(Items from an interface collection)
--------------------------------------------------
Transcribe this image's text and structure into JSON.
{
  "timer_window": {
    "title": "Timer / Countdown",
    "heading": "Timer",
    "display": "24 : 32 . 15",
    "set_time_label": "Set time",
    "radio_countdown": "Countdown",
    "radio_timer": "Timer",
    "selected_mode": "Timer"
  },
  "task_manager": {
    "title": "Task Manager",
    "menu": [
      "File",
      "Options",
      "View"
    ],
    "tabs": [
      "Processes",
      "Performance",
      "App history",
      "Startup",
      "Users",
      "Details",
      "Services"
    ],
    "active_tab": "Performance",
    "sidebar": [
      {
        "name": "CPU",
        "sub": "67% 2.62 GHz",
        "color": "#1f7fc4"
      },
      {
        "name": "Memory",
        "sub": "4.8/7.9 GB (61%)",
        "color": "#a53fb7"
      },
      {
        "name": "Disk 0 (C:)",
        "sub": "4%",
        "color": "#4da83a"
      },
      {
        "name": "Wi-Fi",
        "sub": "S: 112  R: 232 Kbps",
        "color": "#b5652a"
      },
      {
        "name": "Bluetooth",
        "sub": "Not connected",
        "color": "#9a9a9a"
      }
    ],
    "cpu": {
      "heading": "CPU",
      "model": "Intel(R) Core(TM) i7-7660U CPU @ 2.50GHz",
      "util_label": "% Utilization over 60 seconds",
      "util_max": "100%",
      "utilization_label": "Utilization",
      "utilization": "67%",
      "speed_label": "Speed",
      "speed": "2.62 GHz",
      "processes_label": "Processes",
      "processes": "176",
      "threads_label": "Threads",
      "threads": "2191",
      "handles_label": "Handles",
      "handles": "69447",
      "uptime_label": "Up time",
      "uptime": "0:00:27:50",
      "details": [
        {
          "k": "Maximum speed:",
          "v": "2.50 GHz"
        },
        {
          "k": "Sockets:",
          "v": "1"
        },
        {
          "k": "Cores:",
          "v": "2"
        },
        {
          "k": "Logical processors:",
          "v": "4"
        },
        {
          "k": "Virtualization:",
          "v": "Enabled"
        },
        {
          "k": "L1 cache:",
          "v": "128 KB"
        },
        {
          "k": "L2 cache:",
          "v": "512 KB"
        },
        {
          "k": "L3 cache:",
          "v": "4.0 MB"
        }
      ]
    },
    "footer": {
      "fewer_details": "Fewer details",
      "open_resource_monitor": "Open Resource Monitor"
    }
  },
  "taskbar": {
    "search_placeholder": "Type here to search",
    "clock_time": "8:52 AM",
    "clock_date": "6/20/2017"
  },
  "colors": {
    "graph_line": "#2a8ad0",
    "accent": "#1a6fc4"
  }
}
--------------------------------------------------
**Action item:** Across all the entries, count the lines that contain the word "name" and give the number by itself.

**Response to this task:** 5